2 How antibiotic resistance spreads
In Week 4, you learned that, in the presence of antibiotics, resistant bacteria have a survival advantage over sensitive bacteria and can quickly dominate a bacterial population. Resistance is an inevitable consequence of using antibiotics. The more that antibiotics are used, the more widespread resistance becomes.
You have also learned that antibiotic resistance spreads in a bacterial population by resistance genes passing from one bacterium to another. In Activity 2, you will discover that antibiotic resistance also spreads when resistant bacteria move from one human or animal host to another.
Activity 2 How does antibiotic resistance spread?
First, watch the video below which shows how antibiotic resistance spreads in different communities.
Transcript: Video 2 How does antibiotic resistance spread?
Now, answer the following questions:
- In which ways can people be infected by antibiotic-resistant bacteria?
- What roles do people moving from one geographical region to another play in spreading antibiotic resistance?
- Antibiotic-resistant bacteria can spread to humans through food and through direct contact with animals or other people (for example, via unclean hands or contaminated objects). Resistance may also develop naturally if a person takes antibiotics to treat a bacterial infection. You will learn more about how infections are spread between people in Week 7.
- The numbers of people travelling abroad for work or holidays is rising. This increases the likelihood that resistant bacteria, acquired from food or the environment, will be brought home and spread to other people.
Antibiotics eventually end up in the environment. Contaminated soil and waterways become reservoirs of antibiotics and antibiotic-resistant bacteria. This creates
Two interrelated factors contribute to the spread of antibiotic resistance. An increased rate of resistance, which results in higher numbers of antibiotic-resistant bacteria, and a greater number of cases of infectious diseases.
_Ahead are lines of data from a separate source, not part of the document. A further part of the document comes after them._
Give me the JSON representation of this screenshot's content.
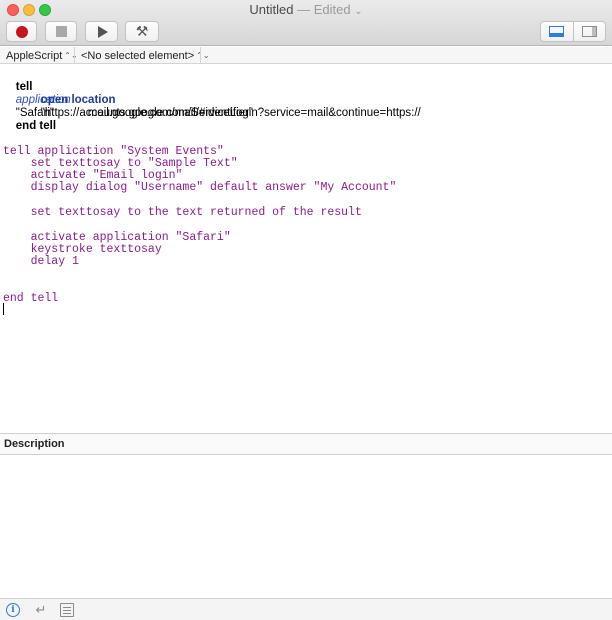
{
  "window": {
    "title": "Untitled",
    "separator": " — ",
    "edited": "Edited",
    "edited_chevron": "⌄"
  },
  "toolbar": {
    "record": "record-icon",
    "stop": "stop-icon",
    "run": "run-icon",
    "compile": "hammer-icon",
    "compile_glyph": "⚒"
  },
  "nav": {
    "language": "AppleScript",
    "element": "<No selected element>",
    "updown": "⌃⌄"
  },
  "code": {
    "l1_kw": "tell",
    "l1_cls": "application",
    "l1_str": "\"Safari\"",
    "l2_kw": "open location",
    "l2_str": "\"https://accounts.google.com/ServiceLogin?service=mail&continue=https://",
    "l3_str": "mail.google.com/mail/#identifier\"",
    "l4_kw": "end tell",
    "m1": "tell application \"System Events\"",
    "m2": "    set texttosay to \"Sample Text\"",
    "m3": "    activate \"Email login\"",
    "m4": "    display dialog \"Username\" default answer \"My Account\"",
    "m5": "    set texttosay to the text returned of the result",
    "m6": "    activate application \"Safari\"",
    "m7": "    keystroke texttosay",
    "m8": "    delay 1",
    "m9": "end tell"
  },
  "description": {
    "header": "Description"
  },
  "bottom": {
    "info_glyph": "i",
    "return_glyph": "↵"
  }
}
Both factors increase the use of antibiotics which, in turn, drives the antibiotic resistance rate.
In the following sections, you will look at the main drivers of antibiotic resistance:
- poor hygiene and infection control
- the overuse of antibiotics
- the misuse of antibiotics.
You will also consider how the lack of new antibiotics and gaps in global infection and resistance data exacerbate the problem.